Here are some examples of English words that have French origins
- Déjà vu
However, even though these words have a French origin, they have often evolved differently in English and may have different meanings or nuances that French does not. This is an example of how languages can intersect and mix, but also evolve independently of each other.
Here are some tips to avoid false friends between English and French
- Learn the exact meaning of words: It is important to know the exact meaning of words in each language, so as not to confuse words that have different meanings.
- Use a bilingual dictionary: To check the exact meaning of a word, it is advisable to use a bilingual dictionary to ensure that the word is correctly understood in context.
- Pay attention to context: Words can have different meanings in different contexts, so it is important to pay attention to the context in which words are used.
- Study grammar and syntax: By studying the grammar and syntax of both languages, one can better understand how words are used in each language, allowing them to be used correctly.
- Practicing the language: By practicing the language regularly, one can better understand the nuances and subtleties of each language, which allows for a better understanding of common words and expressions.
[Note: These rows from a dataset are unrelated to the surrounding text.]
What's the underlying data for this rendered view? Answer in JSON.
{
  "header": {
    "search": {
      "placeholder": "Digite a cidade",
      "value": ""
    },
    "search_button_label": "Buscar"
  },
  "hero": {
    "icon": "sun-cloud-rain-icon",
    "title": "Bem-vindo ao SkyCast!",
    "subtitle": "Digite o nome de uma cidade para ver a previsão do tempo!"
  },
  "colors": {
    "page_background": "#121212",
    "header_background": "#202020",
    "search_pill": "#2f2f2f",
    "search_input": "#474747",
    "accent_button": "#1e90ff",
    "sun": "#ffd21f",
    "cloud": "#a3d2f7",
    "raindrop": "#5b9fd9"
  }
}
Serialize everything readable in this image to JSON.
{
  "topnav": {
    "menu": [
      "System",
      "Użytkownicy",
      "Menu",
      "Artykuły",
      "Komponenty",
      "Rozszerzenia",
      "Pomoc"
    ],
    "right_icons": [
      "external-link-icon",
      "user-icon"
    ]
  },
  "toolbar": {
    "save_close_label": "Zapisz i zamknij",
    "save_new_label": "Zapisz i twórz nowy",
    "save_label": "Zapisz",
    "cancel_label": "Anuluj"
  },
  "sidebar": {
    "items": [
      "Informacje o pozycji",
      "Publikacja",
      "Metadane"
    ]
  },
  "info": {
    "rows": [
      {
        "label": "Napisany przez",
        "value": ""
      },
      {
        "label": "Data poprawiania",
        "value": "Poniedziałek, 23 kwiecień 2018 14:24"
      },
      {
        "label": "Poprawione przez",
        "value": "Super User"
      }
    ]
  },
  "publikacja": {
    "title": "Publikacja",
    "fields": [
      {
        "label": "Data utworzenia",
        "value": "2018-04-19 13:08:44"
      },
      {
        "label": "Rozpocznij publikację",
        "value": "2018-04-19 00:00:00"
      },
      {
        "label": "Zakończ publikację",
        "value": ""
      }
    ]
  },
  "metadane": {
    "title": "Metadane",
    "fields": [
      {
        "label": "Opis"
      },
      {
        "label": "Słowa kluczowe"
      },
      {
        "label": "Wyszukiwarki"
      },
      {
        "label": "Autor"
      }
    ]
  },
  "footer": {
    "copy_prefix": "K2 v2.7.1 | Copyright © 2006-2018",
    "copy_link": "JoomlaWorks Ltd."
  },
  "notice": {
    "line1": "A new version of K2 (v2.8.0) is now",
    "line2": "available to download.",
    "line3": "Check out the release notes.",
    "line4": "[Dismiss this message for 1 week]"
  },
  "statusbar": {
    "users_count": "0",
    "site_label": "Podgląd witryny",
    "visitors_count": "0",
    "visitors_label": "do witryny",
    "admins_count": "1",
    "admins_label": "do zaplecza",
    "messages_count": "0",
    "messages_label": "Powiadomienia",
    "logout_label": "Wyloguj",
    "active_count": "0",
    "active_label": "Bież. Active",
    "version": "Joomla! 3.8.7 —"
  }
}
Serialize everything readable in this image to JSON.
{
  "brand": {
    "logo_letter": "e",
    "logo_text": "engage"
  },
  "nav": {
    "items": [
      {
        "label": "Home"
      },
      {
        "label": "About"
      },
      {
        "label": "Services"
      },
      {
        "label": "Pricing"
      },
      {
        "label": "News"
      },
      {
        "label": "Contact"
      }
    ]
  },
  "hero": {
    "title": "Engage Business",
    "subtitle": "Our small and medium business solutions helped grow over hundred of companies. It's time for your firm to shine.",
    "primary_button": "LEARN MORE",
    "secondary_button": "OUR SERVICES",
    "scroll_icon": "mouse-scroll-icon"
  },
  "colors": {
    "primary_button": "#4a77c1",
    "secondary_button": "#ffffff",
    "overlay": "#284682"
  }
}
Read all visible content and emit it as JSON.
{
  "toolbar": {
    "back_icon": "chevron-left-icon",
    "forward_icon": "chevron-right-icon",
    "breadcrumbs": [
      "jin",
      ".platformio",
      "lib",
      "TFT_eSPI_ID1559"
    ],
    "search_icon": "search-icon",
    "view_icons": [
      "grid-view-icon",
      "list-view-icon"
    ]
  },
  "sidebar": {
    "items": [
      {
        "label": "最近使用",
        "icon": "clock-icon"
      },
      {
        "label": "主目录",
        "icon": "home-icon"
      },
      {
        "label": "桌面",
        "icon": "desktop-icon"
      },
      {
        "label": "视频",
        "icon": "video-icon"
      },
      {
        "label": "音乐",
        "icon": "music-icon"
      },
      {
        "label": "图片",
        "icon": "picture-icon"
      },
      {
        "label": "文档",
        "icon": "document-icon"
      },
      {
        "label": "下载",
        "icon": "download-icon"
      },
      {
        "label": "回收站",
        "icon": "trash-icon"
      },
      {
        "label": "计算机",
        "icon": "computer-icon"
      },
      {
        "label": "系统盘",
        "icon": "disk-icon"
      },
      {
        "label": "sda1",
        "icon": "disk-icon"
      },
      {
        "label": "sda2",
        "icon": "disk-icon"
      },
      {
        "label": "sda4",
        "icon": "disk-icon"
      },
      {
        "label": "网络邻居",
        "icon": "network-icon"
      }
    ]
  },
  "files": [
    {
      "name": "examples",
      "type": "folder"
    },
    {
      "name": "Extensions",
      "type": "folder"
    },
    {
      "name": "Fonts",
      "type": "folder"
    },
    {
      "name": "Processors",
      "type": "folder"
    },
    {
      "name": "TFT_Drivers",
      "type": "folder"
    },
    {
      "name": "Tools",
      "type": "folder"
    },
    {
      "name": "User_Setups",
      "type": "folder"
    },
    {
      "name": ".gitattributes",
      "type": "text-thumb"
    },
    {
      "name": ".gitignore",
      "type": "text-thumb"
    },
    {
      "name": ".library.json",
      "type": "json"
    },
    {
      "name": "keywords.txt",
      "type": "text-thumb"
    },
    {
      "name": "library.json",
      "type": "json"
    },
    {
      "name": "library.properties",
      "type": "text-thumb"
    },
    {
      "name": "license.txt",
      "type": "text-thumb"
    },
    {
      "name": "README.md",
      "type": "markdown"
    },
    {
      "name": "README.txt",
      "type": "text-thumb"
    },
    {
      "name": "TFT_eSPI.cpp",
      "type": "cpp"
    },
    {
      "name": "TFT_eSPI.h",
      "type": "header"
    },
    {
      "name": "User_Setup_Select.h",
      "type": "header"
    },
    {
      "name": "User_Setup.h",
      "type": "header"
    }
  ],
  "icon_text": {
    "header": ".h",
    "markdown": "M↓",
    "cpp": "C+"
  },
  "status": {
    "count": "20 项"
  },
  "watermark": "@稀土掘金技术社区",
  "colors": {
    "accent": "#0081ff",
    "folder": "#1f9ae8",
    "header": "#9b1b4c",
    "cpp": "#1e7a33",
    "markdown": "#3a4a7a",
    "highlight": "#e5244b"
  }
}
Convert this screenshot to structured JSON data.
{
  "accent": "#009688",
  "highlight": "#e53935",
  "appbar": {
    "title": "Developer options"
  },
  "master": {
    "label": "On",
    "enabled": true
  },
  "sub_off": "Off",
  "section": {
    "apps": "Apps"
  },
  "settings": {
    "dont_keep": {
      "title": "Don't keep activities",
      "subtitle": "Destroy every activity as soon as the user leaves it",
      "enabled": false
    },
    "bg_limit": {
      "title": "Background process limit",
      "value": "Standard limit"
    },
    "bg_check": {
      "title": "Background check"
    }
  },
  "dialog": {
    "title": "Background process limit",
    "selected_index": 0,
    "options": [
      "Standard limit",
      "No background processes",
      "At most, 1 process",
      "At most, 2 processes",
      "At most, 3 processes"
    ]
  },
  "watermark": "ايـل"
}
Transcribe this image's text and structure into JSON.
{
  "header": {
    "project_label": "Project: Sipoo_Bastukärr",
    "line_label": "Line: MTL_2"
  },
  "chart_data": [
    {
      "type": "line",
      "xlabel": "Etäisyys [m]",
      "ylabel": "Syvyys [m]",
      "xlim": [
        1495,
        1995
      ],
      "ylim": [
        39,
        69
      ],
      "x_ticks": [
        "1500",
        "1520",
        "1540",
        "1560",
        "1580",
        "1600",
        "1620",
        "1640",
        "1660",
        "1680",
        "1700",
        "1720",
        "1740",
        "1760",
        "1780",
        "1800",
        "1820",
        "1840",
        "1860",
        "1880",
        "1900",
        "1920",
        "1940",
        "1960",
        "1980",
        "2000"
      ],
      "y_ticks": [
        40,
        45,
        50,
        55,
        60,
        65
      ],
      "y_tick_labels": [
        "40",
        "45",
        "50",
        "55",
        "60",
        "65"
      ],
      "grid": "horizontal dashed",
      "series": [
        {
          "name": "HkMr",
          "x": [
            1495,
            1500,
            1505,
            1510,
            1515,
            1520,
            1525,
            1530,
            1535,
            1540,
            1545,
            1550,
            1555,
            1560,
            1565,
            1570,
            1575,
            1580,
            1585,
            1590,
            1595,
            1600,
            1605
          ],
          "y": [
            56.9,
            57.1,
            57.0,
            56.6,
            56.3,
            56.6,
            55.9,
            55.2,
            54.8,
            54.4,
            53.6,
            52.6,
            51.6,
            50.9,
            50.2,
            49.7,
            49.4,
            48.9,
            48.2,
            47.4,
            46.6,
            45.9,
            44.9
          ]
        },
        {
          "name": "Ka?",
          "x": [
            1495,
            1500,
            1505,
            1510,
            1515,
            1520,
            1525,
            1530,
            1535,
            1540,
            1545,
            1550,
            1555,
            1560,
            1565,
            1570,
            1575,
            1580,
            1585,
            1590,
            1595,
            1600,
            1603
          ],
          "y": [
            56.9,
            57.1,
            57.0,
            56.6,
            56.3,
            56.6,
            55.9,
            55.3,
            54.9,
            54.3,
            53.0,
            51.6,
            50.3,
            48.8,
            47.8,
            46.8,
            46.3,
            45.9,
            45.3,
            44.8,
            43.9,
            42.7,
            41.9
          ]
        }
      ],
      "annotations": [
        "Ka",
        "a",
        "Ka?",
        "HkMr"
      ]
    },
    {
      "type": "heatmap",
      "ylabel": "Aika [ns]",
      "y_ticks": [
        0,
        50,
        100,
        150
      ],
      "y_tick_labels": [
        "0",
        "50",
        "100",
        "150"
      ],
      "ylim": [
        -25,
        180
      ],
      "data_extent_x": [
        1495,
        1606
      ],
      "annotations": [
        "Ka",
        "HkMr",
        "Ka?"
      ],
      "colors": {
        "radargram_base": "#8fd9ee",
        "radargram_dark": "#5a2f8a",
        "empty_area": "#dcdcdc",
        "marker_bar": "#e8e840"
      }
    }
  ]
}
By following these tips, it is possible to reduce the risk of confusion and mistranslation between English and French, avoiding false friends and using words correctly in each context.
Cross-cultural communication can sometimes be difficult, and it is important to be patient and open-minded when interacting with people from different cultures. Remember that misunderstandings are a normal part of the process!
Examples of false friends
- Une affaire: in French, an affair means a professional relationship, a good purchase, while in English it means a love affair.
- Éventuellement: in French means “perhaps” or “possibly”, while “eventually” in English means “finally” or “in the end”.
- Actuellement : en français means “now” in English, and not “actually” which means “in reality” in French.
- Crier: “Crier” in French means “to shout” or “to yell”, but in English, “cry” is the word that corresponds to this emotional expression.
- Le collège : means in French secondary school, or middle school, while in English it means university.
- Librairie : “Librairie” in English means “library”, in French it means “bookstore”.
- Assister: “Assister” in French means “to attend” in English, not “to assist” which means “to help”.
An anecdote from my friend Gillian, a New Zealander living in Provence
Gillian is a very good friend of mine. She is from New Zealand and has lived in France for over 10 years. One day while we were having a glass of wine, she told me a very funny anecdote. I will share it with you because it illustrates perfectly the misunderstandings due to false friends…
She wanted to make jam. She went to buy the ingredients to make strawberry jam. She had bought the delicious fruit at the farmers’ market. She went into the store and asked a young man who worked in the store if there were any “preservatives.” She needed preservatives for her jam.
But preservatives have a completely different meaning in French. So the young man took her to the condom aisle… which in French is a male contraceptive, usually called “condom” in English. She was surprised and asked him where she could find the ingredients to make jam.
When she told me this story, we laughed a lot!
To avoid this kind of situation which are funny but can be embarrassing it is important to know some false friends!